## Task objective
For the string "Edged", report how many lines in the records below contain it, and nothing more.
= Beginning of Section =
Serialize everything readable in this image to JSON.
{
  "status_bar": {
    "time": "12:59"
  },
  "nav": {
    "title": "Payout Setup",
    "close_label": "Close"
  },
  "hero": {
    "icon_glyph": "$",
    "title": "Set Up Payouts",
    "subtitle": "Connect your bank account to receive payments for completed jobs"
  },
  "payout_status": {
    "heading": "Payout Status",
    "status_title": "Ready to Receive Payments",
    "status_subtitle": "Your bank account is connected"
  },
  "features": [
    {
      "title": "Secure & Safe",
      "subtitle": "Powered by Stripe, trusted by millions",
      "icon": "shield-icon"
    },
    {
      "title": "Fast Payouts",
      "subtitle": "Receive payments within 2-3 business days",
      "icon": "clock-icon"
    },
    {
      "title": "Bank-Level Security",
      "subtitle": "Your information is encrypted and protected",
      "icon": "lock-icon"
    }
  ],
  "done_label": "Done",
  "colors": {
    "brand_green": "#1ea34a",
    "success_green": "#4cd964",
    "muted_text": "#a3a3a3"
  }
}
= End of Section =
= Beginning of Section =
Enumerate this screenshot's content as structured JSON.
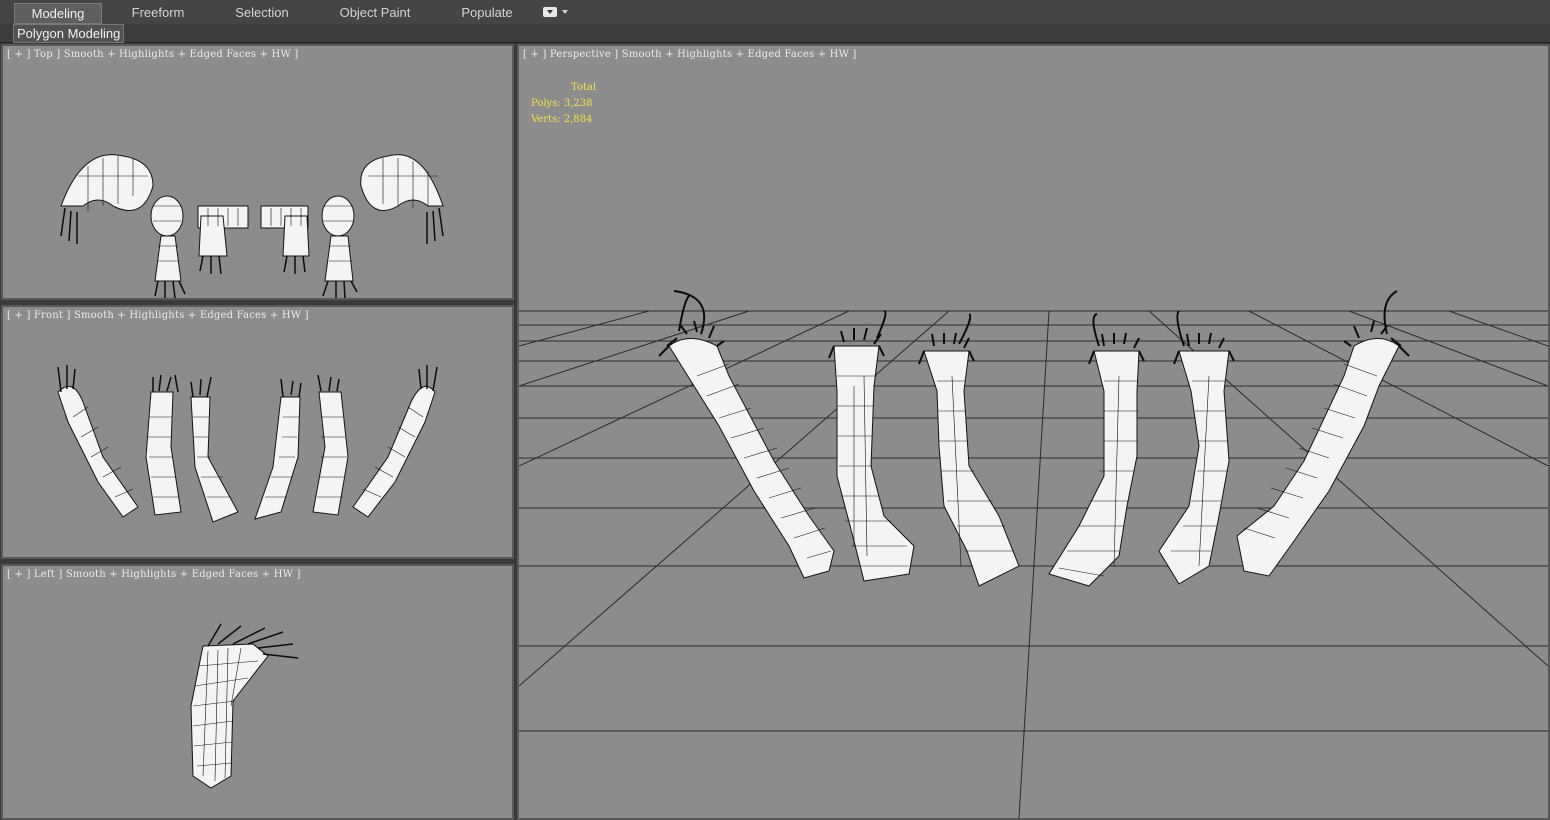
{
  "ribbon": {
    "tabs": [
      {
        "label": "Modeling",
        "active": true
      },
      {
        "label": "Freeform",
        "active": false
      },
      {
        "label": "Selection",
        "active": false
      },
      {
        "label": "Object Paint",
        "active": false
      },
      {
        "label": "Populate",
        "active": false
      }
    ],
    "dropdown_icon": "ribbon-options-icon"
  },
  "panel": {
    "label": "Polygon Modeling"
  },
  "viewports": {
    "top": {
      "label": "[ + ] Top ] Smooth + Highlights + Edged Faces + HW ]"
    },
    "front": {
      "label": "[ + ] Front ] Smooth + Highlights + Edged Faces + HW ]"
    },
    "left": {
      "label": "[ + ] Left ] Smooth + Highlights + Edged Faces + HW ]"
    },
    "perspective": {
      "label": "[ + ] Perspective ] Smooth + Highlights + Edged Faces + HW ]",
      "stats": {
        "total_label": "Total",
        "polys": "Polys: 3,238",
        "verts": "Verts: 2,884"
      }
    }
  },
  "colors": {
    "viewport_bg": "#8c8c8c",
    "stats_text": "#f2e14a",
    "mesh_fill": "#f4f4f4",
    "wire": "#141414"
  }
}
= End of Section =
## Reply
4